Central Police Station, also known as the “Big Station” (Tai Kwun in Cantonese) has been transformed over the course of nearly a decade into the Tai Kwun Centre for Heritage and Arts and is now open for public enjoyment and promoting the arts in what amounts to one of the city’s largest conservation and conversion of a heritage site.
The building sits in one of the first areas of Hong Kong to have been colonized by the British. Many of the original colonial buildings in this area were demolished long ago to make way for new development, but the former Police Station stands as a testament to the Hong Kong of days gone by. Tai Kwun is made up of a cluster of declared monuments including the former Central Police Station, Central Magistracy and Victoria Prison.
The building underwent an 8-year, $3.8 billion dollar renovation headed by the Hong Kong Jockey Club in what is the biggest and most expensive heritage conservation project the city has seen.
16 buildings of former Central Police Station and Victoria Prison were included in the revitilisation project. Some of the buildings are more than 150 years old and hold a wealth of Hong Kong’s cultural memory and heritage.
The renovation has updated the space while still maintaining many of the historical features. Some prison cells in the building were left as is so visitors can see them, as has the original prison yard where high profile inmates such as Ho Chi Minh – leader of Vietnamese independence would have spent time. A 60 year old mango tree was also left untouched at the demands of the HK Police Force.
In addition to the gallery and exhibit space, Tai Kwun also contains some 12 bars and restaurants as well as shops such as local ceramics company Loveramics and Yuen’s Tailor which was employed to make ceremonial uniforms for the police force.
The Tai Kwun Centre for Heritage and Arts opened with its inaugural exhibit: “100 Faces of Tai Kwun” which is set to run through 2 September
With an array of narratives, memoirs and anecdotes on display, ‘100 Faces of Tai Kwun’ features stories of ex-officers, ex-offenders, shop owners, kaifongs (neighbors in Cantonese), and scholars etc, unfolding the intricate network of interpersonal relationships in the neighborhood and their perspectives of the CPS compound.
In addition, the exhibition has set up a “mini Central” in the exhibition using the contours of the tenement buildings (tong laus) and signboards from different eras in Central to interpret an old Central streetscape with elements of modern designs and celebrate the legends of the historic community.
Local illustrator, Flyingpig, was invited to present the various tales.

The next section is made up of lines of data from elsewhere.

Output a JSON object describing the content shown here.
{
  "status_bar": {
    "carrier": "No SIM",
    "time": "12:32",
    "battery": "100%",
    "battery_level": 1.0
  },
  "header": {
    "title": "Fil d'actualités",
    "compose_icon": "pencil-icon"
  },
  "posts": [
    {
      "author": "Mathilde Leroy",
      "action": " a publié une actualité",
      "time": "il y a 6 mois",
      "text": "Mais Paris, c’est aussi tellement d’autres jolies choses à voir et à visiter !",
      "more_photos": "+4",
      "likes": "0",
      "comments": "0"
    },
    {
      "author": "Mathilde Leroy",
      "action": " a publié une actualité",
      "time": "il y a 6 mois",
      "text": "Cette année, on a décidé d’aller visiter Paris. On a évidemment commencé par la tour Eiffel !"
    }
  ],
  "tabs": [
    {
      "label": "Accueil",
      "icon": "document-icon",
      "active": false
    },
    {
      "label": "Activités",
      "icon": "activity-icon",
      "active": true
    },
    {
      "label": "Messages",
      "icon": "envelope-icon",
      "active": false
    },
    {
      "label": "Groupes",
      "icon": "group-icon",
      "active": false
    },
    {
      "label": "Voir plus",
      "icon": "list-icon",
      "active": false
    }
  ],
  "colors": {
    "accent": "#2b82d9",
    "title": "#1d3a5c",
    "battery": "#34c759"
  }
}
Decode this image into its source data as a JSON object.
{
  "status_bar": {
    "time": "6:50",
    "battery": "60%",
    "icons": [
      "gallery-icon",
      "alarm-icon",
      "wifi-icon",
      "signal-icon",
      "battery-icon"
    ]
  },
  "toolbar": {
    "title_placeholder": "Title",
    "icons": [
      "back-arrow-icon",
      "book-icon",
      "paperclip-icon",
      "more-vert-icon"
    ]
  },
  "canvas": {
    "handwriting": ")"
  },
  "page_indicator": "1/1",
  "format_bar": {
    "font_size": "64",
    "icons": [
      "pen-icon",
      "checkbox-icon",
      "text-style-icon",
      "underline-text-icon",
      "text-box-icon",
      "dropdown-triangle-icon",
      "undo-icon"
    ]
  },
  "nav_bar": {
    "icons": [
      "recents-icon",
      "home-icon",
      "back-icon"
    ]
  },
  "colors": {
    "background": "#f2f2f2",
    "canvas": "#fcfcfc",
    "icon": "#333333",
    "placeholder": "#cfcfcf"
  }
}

He created the illustrations for the exhibition as well as a new book, Once Upon a Time in Tai Kwun based on the 100 stories of the Central kaifongs.
A series of other free programs will run from 29 May and will include theatre performances, singing, film screening, musical performances and art exhibits. Find out the full programme and follow along to find the details of future events on the Tai Kwun website or their Facebook page.
Note: In order to preserve the historical integrity of the building, event organizers have set up a timed entry system. Members of the public who wish to visit should apply for a timed entry ticket on the event website and plan to use public transportation if at all possible as parking near Tai Kwun is likely to be quite scarce.